I can also apply my ability to work quickly and smartly when the due date on a work assignment is dangerously close. Sometimes, often, I don’t start really working on a project until after it’s due. I am great at apologizing and getting deadlines extended. The better I get at it, the more dangerous the risks I take.
I’ve tried many, many approaches to beating procrastination. Here are a few:
- Working in an area that is free of distractions. (Laughable. Finding a distraction is never a problem)
- Working with other people. (This is effective when I can do it, but since I’ve been out of school it’s not usually possible)
- Diet and exercise. (Great things, and I do know that they help, but they’re not the cure)
- ADHD drugs. (effective for the first few months, and then your inner procrastination circuits find a work around and the problem gets worse)
- Hypnosis. (This seemed very promising at first, but my inner procrastination circuits were too strong)
- Books. Tapes. Blogs. So much reading. (Perhaps ironically, very few authors who get books published on procrastination are true procrastinators themselves. Their advice is often worthless)
Some of these helped, but none of them were truly fixes. I always went back to putting things off. The thing that hurts me the most is my job involves writing long reports. Probably about a dozen a year. Writing is really hard for a procrastinator. This is clearly not a good job for me. Last month I had a client call me with the sole intent of chewing me out for being late with a report. She literally called me just to yell at me and tell me how disappointed she was. She had a right to be upset. It took me 3 months to get her a report that should have been done in 6 weeks.
It felt awful. And it was enough to spur me towards finding a solution to my procrastination yet again. I searched reddit for the word “procrastination” and discovered the Get Disciplined subreddit. There are a lot of posts from people looking for help in there, but there are also some great resources.
I found 3 things to read from authors who truly understand:
- Why Procrastinators Procrastinate, a wonderful blog post that is very popular among the reddit procrastination crowd. It is valuable because it gives names to the thoughts and feelings we procrastinators have. By giving these things names, it’s easier to think about them objectively. This is a must-read. So is the follow-up post, How to Beat Procrastination.
- The Procrastination Equation, a book by Dr. Piers Steel. This is a truly scientific look at procrastinators. The explanations in this book for why I do the stupid shit that I do gave me incredible insight. This is required reading.
- The Flinch, a short e-book that talks about why it’s hard to do the things we know we want to do. There are some great ideas in here, especially about overcoming “The Flinch”, that have really helped me take action against the problem.

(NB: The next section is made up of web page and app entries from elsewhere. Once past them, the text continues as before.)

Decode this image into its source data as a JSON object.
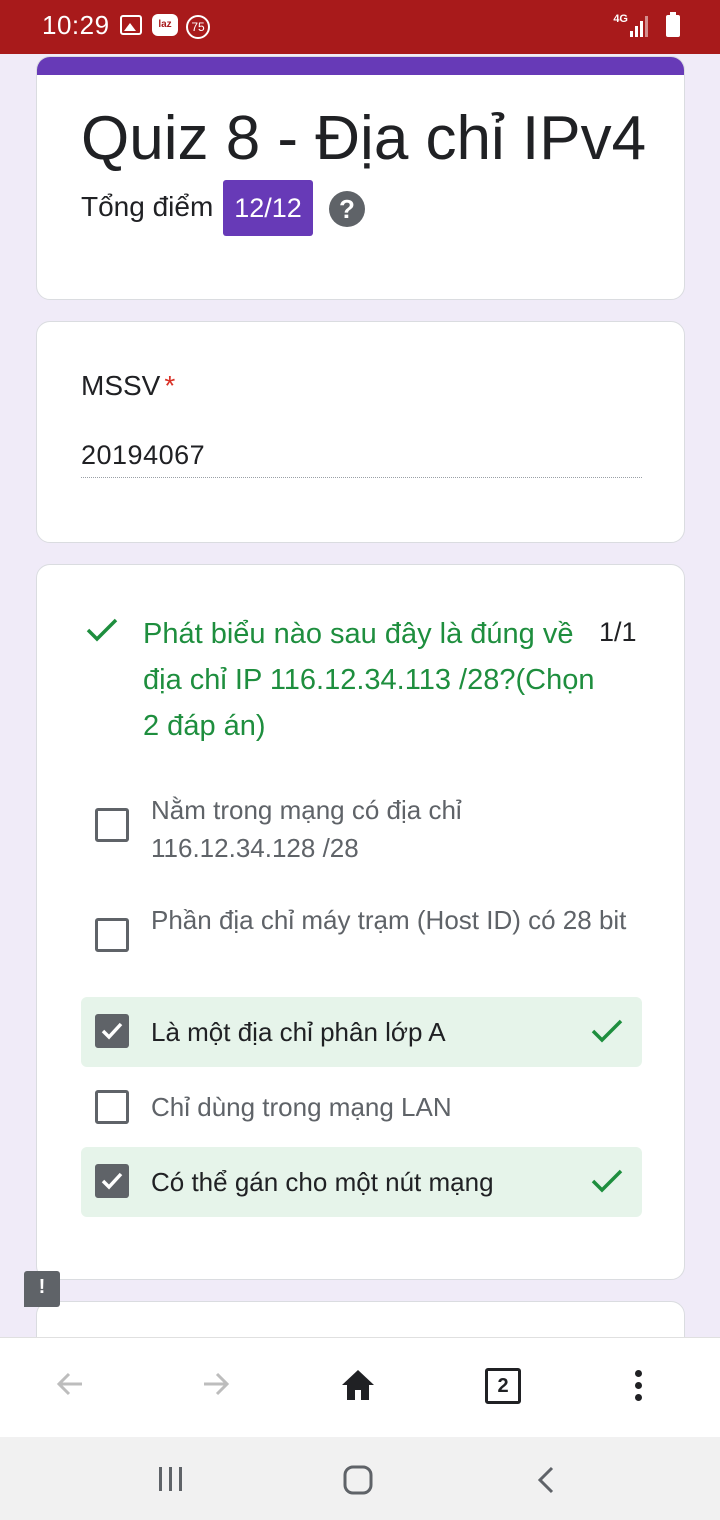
{
  "status_bar": {
    "time": "10:29",
    "notification_badge": "75",
    "app_icon_text": "laz",
    "network": "4G"
  },
  "header": {
    "title": "Quiz 8 - Địa chỉ IPv4",
    "score_label": "Tổng điểm",
    "score_value": "12/12",
    "help_symbol": "?"
  },
  "mssv": {
    "label": "MSSV",
    "required_mark": "*",
    "value": "20194067"
  },
  "question": {
    "text": "Phát biểu nào sau đây là đúng về địa chỉ IP 116.12.34.113 /28?(Chọn 2 đáp án)",
    "points": "1/1",
    "options": [
      {
        "label": "Nằm trong mạng có địa chỉ 116.12.34.128 /28",
        "checked": false,
        "correct": false
      },
      {
        "label": "Phần địa chỉ máy trạm (Host ID) có 28 bit",
        "checked": false,
        "correct": false
      },
      {
        "label": "Là một địa chỉ phân lớp A",
        "checked": true,
        "correct": true
      },
      {
        "label": "Chỉ dùng trong mạng LAN",
        "checked": false,
        "correct": false
      },
      {
        "label": "Có thể gán cho một nút mạng",
        "checked": true,
        "correct": true
      }
    ]
  },
  "feedback_symbol": "!",
  "browser_toolbar": {
    "tab_count": "2",
    "icons": [
      "back-arrow-icon",
      "forward-arrow-icon",
      "home-icon",
      "tabs-icon",
      "more-vert-icon"
    ]
  },
  "system_nav": {
    "icons": [
      "recents-icon",
      "home-button-icon",
      "back-icon"
    ]
  },
  "colors": {
    "status_bar": "#a81a1b",
    "accent": "#673ab7",
    "correct": "#1e8e3e",
    "correct_bg": "#e6f4ea",
    "page_bg": "#f0ebf8"
  }
}
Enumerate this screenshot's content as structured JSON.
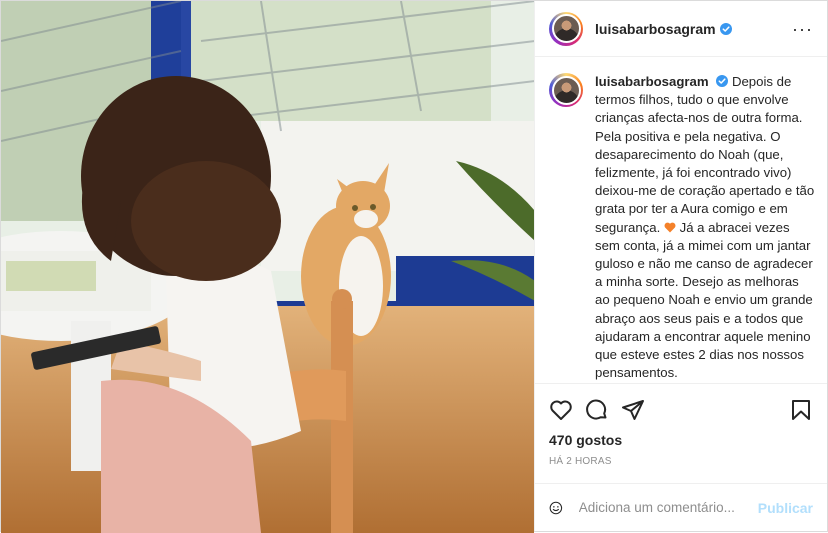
{
  "post": {
    "username": "luisabarbosagram",
    "caption": "Depois de termos filhos, tudo o que envolve crianças afecta-nos de outra forma. Pela positiva e pela negativa. O desaparecimento do Noah (que, felizmente, já foi encontrado vivo) deixou-me de coração apertado e tão grata por ter a Aura comigo e em segurança.",
    "caption_cont": "Já a abracei vezes sem conta, já a mimei com um jantar guloso e não me canso de agradecer a minha sorte. Desejo as melhoras ao pequeno Noah e envio um grande abraço aos seus pais e a todos que ajudaram a encontrar aquele menino que esteve estes 2 dias nos nossos pensamentos.",
    "caption_time": "2 h",
    "likes": "470 gostos",
    "time_ago": "HÁ 2 HORAS",
    "more_label": "···"
  },
  "comment": {
    "placeholder": "Adiciona um comentário...",
    "publish_label": "Publicar"
  },
  "icons": {
    "verified": "verified-badge-icon",
    "like": "heart-icon",
    "comment": "comment-bubble-icon",
    "share": "paper-plane-icon",
    "save": "bookmark-icon",
    "emoji": "smiley-icon",
    "caption_emoji": "orange-heart-emoji"
  },
  "colors": {
    "verified": "#3897f0",
    "caption_heart": "#f4812a",
    "publish_disabled": "#b2dffc"
  }
}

Armed with great new knowledge, about 5 weeks ago I set out to defeat this demon that has plagued me for over 20 years. Friends, let me tell you something. The last 5 weeks have been the most productive 5 consecutive weeks that I can remember. I haven’t wasted a single day when I used to literally waste weeks at a time. I’ve wasted hours, don’t get me wrong, as much as half a day here and there, but every work day of the last 25 I have accomplished enough goals to feel proud when it came time to shut down my work computer.
I’m winning battles. Finally. For the first time in over 2 decades I’m beating this thing. It feels great. So I’m going to write about it and maybe what I’ve learned will be helpful to some of you.
For right now, read those things I listed and think about this: stop looking for external solutions to an internal problem.